“There is no doubt that Russia, when it comes to luxury items, is by far the best marketplace,” Aloisson, 47, said last week from his studio in Vienna, Austria.
Notable users include President-elect Dmitry Medvedev, billionaire Alexander Mamut and Boris Yeltsin Jr., grandson of the former president, according to the newspaper Kommersant. Medvedev’s spokeswoman declined to comment.
Murtazin says about 20,000 iPhones arrive each month.
On every flight
“They arrive in suitcases,” Murtazin said. “Practically every flight from the U.S. brings new iPhones.”
Apple hasn’t said how many of the 4 million iPhones sold through Jan. 15 were unlocked to work on unauthorized networks. Analysts including Gene Munster of Piper Jaffray put the figure at 1 million.
About 400,000 of those are in China, CNet News reported in February, citing market-research firm In-Stat.
Apple, which sells the 8-gigabyte version for $399, gets an undisclosed cut of monthly wireless fees for the device and has deals with carriers in the U.S., Britain, Germany, France, Ireland and Austria.
Users have hacked the handset to modify its software to work on other networks, depriving Apple of fees.
Recent shortages of iPhones at Apple stores and long order times through Apple’s online store have analysts debating about whether the company is trying to clear inventory and shelf space before releasing the next version of the iPhone, or if illicit demand in Russia and throughout Asia is the cause.
Chief Operating Officer Timothy Cook said in March that the number of unlocked iPhones used in countries where Apple hasn’t started selling them is a sign of “great demand.”
Spokeswoman Natalie Kerris declined to comment on the use of the product in the former Soviet Union.
The iPhone’s popularity in Russia, home to 101 billionaires by Finans magazine’s count, is an irritation for retailers including Evroset, the country’s largest mobile-phone chain, whose sales are suffering because it can’t stock the product.
“The phones aren’t certified on the territory of the Russian Federation,” said Evroset Chairman Yevgeny Chichvarkin. “Import duties and value-added taxes aren’t paid.”
The taxes equal 24 percent of a phone’s retail price on average, said Murtazin of Mobile Research Group, which advises VimpelCom and MegaFon, two of Russia’s three national mobile operators.

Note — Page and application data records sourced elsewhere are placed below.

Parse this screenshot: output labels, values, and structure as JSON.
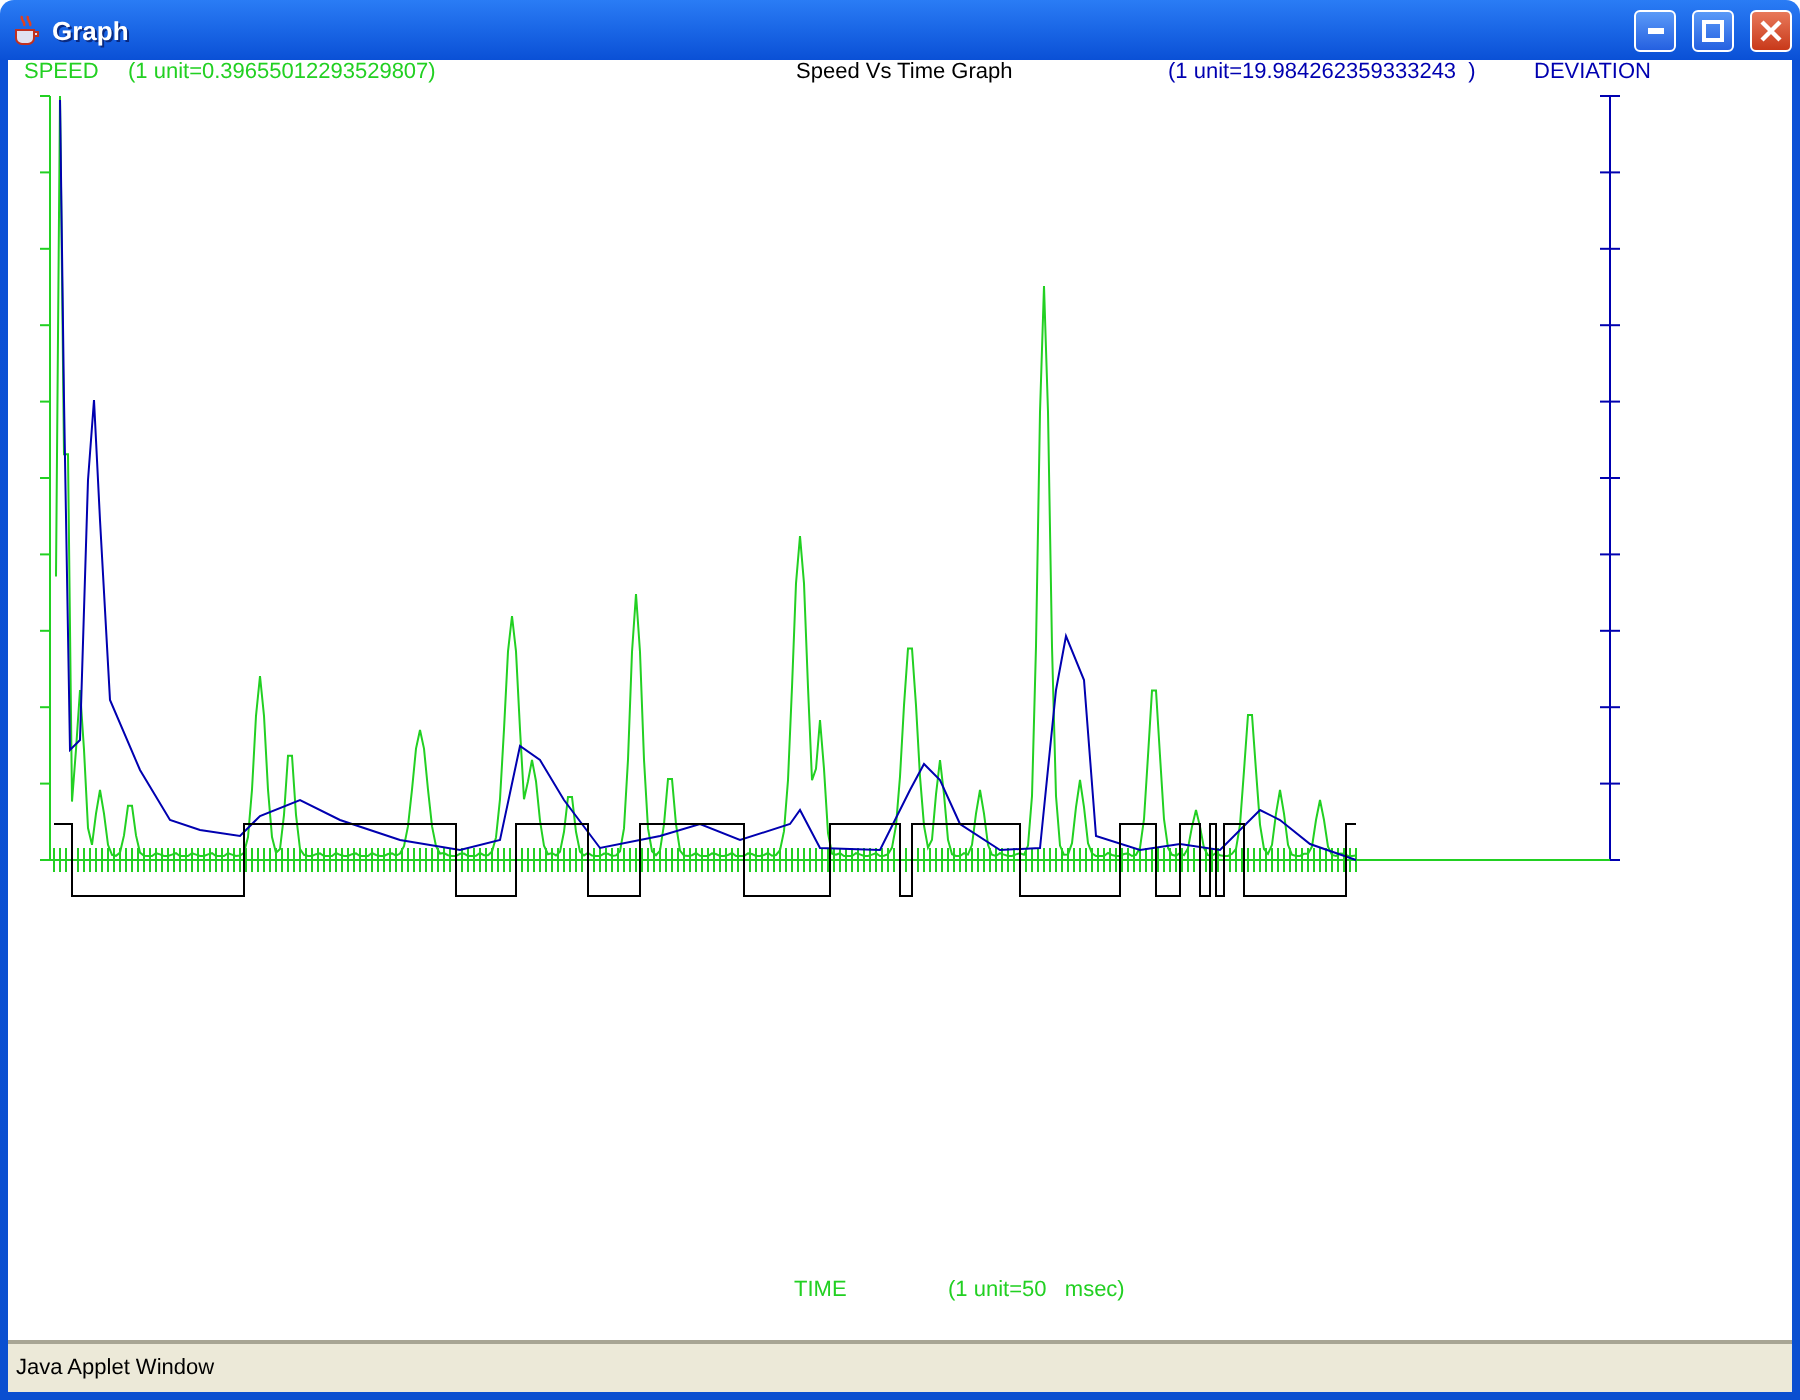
{
  "window": {
    "title": "Graph"
  },
  "graph": {
    "speed_label": "SPEED",
    "speed_unit": "(1 unit=0.39655012293529807)",
    "title": "Speed Vs Time Graph",
    "deviation_unit": "(1 unit=19.984262359333243  )",
    "deviation_label": "DEVIATION",
    "time_label": "TIME",
    "time_unit": "(1 unit=50   msec)"
  },
  "status_bar": {
    "text": "Java Applet Window"
  }
}
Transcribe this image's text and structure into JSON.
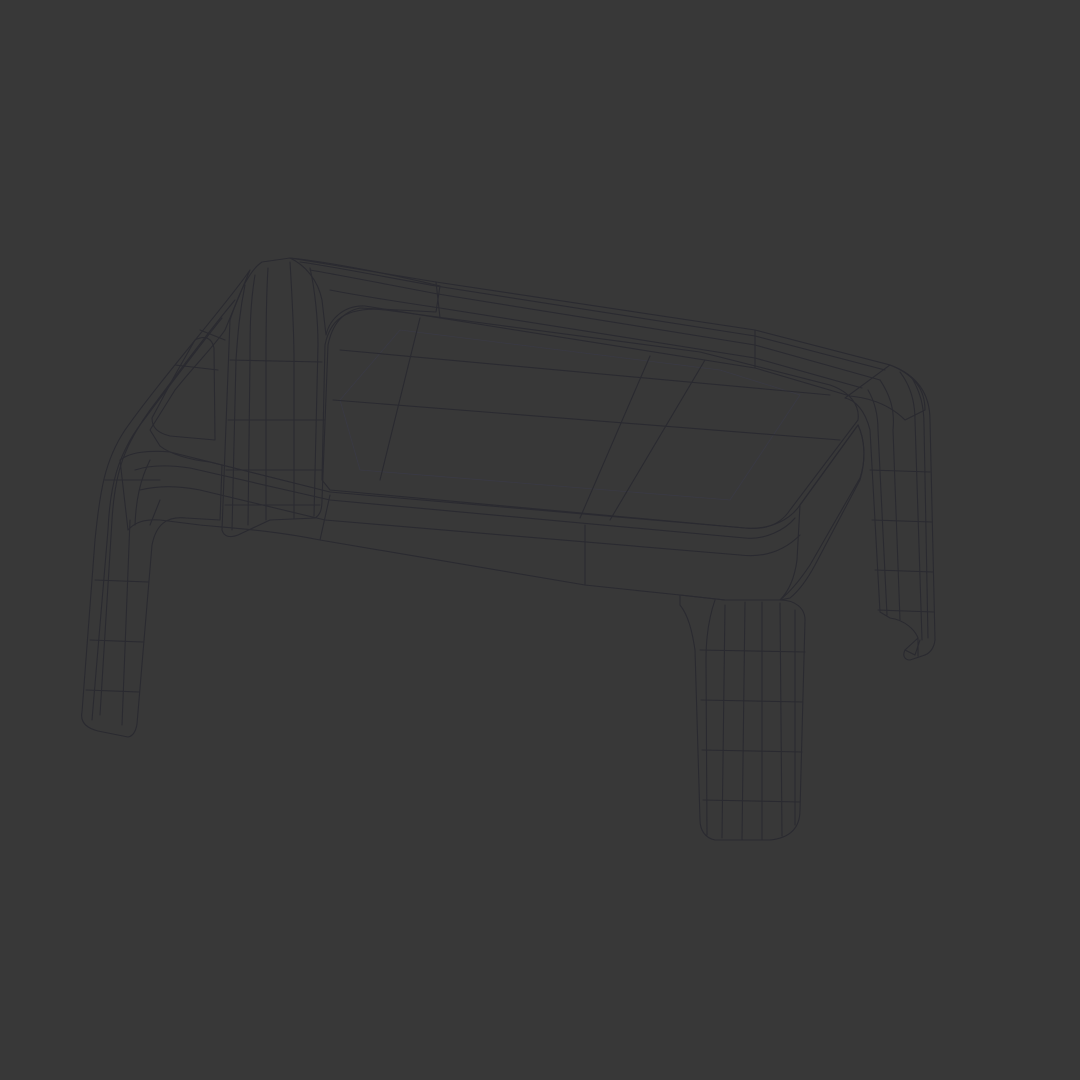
{
  "scene": {
    "background_color": "#383838",
    "subject": "plastic-table-wireframe-render",
    "colors": {
      "surface_light": "#d9d8e6",
      "surface_mid": "#c4c3d6",
      "surface_shade": "#a9a8bf",
      "inner_top": "#6c7080",
      "inner_top_light": "#808595",
      "underside": "#c9c9c4",
      "wire": "#2a2a30"
    }
  }
}
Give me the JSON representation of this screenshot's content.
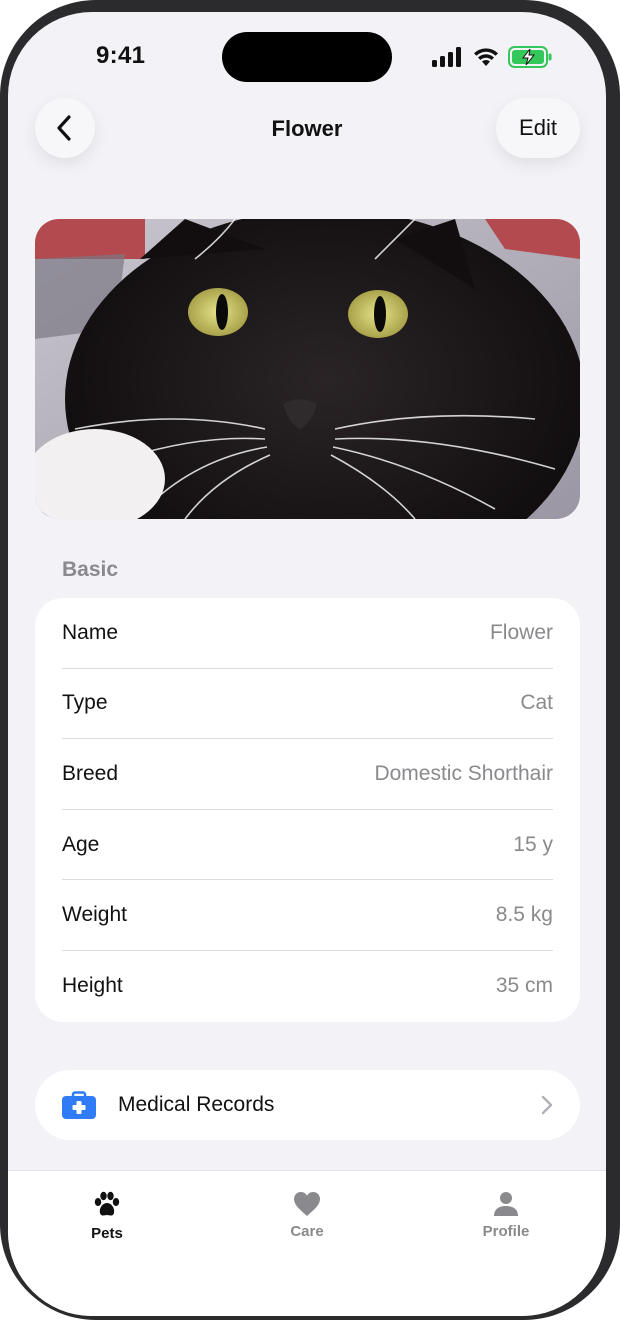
{
  "status_bar": {
    "time": "9:41"
  },
  "nav": {
    "title": "Flower",
    "edit_label": "Edit"
  },
  "section": {
    "header": "Basic"
  },
  "details": [
    {
      "label": "Name",
      "value": "Flower"
    },
    {
      "label": "Type",
      "value": "Cat"
    },
    {
      "label": "Breed",
      "value": "Domestic Shorthair"
    },
    {
      "label": "Age",
      "value": "15 y"
    },
    {
      "label": "Weight",
      "value": "8.5 kg"
    },
    {
      "label": "Height",
      "value": "35 cm"
    }
  ],
  "medical_records": {
    "label": "Medical Records"
  },
  "tabs": [
    {
      "label": "Pets",
      "icon": "paw-icon"
    },
    {
      "label": "Care",
      "icon": "heart-icon"
    },
    {
      "label": "Profile",
      "icon": "person-icon"
    }
  ],
  "colors": {
    "accent_blue": "#2f7cf6",
    "secondary_text": "#8a8a8e",
    "battery_green": "#34c759"
  }
}
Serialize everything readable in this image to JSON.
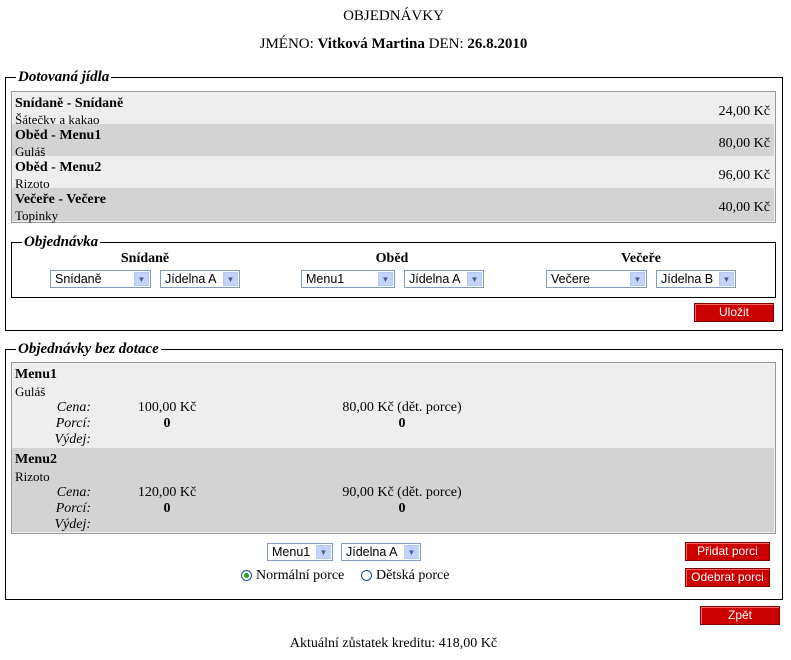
{
  "header": {
    "title": "OBJEDNÁVKY",
    "name_label": "JMÉNO:",
    "name_value": "Vitková Martina",
    "day_label": "DEN:",
    "day_value": "26.8.2010"
  },
  "subsidized": {
    "legend": "Dotovaná jídla",
    "meals": [
      {
        "name": "Snídaně - Snídaně",
        "desc": "Šátečky a kakao",
        "price": "24,00 Kč"
      },
      {
        "name": "Oběd - Menu1",
        "desc": "Guláš",
        "price": "80,00 Kč"
      },
      {
        "name": "Oběd - Menu2",
        "desc": "Rizoto",
        "price": "96,00 Kč"
      },
      {
        "name": "Večeře - Večere",
        "desc": "Topinky",
        "price": "40,00 Kč"
      }
    ],
    "order": {
      "legend": "Objednávka",
      "groups": [
        {
          "heading": "Snídaně",
          "meal_value": "Snídaně",
          "canteen_value": "Jídelna A"
        },
        {
          "heading": "Oběd",
          "meal_value": "Menu1",
          "canteen_value": "Jídelna A"
        },
        {
          "heading": "Večeře",
          "meal_value": "Večere",
          "canteen_value": "Jídelna B"
        }
      ]
    },
    "save_label": "Uložit"
  },
  "unsubsidized": {
    "legend": "Objednávky bez dotace",
    "labels": {
      "price": "Cena:",
      "portions": "Porcí:",
      "issue": "Výdej:"
    },
    "items": [
      {
        "name": "Menu1",
        "desc": "Guláš",
        "price": "100,00 Kč",
        "child_price": "80,00 Kč (dět. porce)",
        "portions": "0",
        "child_portions": "0"
      },
      {
        "name": "Menu2",
        "desc": "Rizoto",
        "price": "120,00 Kč",
        "child_price": "90,00 Kč (dět. porce)",
        "portions": "0",
        "child_portions": "0"
      }
    ],
    "menu_select": "Menu1",
    "canteen_select": "Jídelna A",
    "radio_normal": "Normální porce",
    "radio_child": "Dětská porce",
    "add_label": "Přidat porci",
    "remove_label": "Odebrat porci"
  },
  "back_label": "Zpět",
  "balance_text": "Aktuální zůstatek kreditu: 418,00 Kč"
}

Russia’s economy has expanded about 7 percent annually since President Vladimir Putin was elected in 2000, boosting average wages sixfold and spurring demand for mobile phones and other imported goods.
Handset sales rose 10 percent last year to a record 32.5 million units, according to closely held Evroset, which reported revenue of $5.6 billion in the period.
“In Russia, people want to stand out; even a person with a small income will find the money to buy expensive accessories,” said Sergei Savin, senior analyst at technology research firm J’son & Partners in Moscow.